Over the last few years, award shows have slowly been losing their hold on society. These awards, like the Emmys, VMAs and Golden Globes, are still important for those being nominated. However, for viewers, the awards have little importance.

These award shows have become popularity contests, fashion shows and a platform for political discussions. These actors and artists show up to the red carpet hoping to make a statement of some sort with their outfits.

We saw Alexandria Ocasio-Cortez at the Met Gala wearing a dress saying “tax the rich” in 2021. At the 2018 Golden Globes, many women wore all black to show their solidarity and support for the #MeToo movement while other people sported the “time’s up” slogan to show their support. In 2019, Joy Villa wore a MAGA gown to the Grammy Awards with “build the wall” written across the skirt and a purse that said “make America great again.”
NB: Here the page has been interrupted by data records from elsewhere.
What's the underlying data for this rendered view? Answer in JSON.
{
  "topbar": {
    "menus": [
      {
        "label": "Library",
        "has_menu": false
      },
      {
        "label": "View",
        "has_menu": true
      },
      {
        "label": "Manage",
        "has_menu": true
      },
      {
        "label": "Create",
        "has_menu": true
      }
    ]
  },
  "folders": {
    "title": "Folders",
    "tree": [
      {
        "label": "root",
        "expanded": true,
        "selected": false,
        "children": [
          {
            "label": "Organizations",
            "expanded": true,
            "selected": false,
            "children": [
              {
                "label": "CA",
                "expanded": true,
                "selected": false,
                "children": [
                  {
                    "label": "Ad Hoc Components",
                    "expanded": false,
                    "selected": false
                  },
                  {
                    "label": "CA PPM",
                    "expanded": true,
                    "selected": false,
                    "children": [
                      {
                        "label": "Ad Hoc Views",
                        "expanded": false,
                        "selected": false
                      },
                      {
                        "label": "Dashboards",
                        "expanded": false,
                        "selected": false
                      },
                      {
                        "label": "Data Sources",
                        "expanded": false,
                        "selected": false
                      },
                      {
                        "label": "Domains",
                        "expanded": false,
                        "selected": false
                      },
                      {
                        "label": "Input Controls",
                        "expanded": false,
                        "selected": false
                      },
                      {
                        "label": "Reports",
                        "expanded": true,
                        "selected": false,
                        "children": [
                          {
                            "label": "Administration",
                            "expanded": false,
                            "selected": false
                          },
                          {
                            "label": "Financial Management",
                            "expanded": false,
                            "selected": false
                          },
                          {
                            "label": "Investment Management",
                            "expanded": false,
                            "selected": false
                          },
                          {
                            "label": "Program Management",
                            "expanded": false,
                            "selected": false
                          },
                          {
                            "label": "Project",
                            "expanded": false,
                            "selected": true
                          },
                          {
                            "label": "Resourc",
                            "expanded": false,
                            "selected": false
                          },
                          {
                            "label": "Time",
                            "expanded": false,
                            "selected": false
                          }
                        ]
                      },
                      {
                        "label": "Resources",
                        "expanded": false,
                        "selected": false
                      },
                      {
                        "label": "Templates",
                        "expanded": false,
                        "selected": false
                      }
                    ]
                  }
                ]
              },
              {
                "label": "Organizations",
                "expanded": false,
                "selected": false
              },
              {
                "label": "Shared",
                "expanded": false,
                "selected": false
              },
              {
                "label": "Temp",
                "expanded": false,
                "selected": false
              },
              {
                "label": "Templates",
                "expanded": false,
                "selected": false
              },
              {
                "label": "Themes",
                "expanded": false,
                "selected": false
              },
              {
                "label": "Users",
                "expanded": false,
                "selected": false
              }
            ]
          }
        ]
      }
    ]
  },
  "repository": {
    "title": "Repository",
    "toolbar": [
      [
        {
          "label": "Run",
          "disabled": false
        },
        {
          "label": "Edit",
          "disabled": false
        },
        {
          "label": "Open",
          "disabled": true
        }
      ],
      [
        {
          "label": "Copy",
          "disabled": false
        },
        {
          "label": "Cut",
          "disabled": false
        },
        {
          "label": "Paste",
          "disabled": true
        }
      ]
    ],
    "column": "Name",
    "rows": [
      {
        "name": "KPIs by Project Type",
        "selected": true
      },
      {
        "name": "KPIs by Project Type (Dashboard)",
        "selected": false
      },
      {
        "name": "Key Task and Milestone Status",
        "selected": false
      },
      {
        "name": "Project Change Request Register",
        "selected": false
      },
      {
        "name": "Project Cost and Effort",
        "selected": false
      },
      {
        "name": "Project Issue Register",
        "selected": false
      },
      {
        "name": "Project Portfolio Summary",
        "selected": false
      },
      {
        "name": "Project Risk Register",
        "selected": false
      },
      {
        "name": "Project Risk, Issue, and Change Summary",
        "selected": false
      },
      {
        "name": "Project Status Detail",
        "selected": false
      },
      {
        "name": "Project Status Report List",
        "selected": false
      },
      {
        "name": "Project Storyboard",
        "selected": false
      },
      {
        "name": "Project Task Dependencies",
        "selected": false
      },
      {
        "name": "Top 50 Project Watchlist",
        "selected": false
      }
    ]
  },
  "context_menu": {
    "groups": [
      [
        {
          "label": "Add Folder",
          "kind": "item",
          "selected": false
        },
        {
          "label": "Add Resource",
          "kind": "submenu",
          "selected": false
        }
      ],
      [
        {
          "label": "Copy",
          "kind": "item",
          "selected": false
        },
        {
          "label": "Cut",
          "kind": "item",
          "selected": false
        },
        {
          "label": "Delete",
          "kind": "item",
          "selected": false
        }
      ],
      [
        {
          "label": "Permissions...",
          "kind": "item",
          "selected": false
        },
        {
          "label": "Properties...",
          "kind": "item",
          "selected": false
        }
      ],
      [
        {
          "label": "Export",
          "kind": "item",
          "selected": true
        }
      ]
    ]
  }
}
These award ceremonies have become major platforms for actors and artists to make a statement about any topic they would like without any restraint. For viewers, these award shows are a break from regular, chaotic life. People want to be lost in the fashion, awards, performances and acceptance speeches. Seeing things that remind them of their stressful lives may drive them away. 

Besides the political aspect that sneaks in on the red carpet, these award shows have lost their importance in people’s lives. 

According to Nielsen, a company that tracks how many viewers watch certain shows, only 9.85 million viewers watched the 2021 Oscars ceremony and 16.6 million viewers in 2022. However, these numbers are nowhere near the Oscars record of 55.3 million viewers in 1998.

Many people under the age of 30 no longer use cable and aren’t watching these award shows because they aren’t available on streaming platforms. These award shows are missing a major part of their target audience. 

These ceremonies used to hold importance to us and would give us new movies, songs and artists to enjoy. However, these shows never change. They have new hosts who make bland jokes, the same actors and artists winning and the same long winded speeches about how they couldn’t have done it without their team and fans. 

All of this is sweet and great for the winners, but as viewers, it does nothing but put us to sleep. 

Even outside forces are working against these award shows. In 2005, there were 564 different award shows according to ABC news. The award pool has become so cluttered with different awards for actors and artists to win that they have lost their novelty.

The appeal of award shows is there, viewers still want to see what the next big thing will be. However, without making any changes, the award shows could continue to lose more viewers.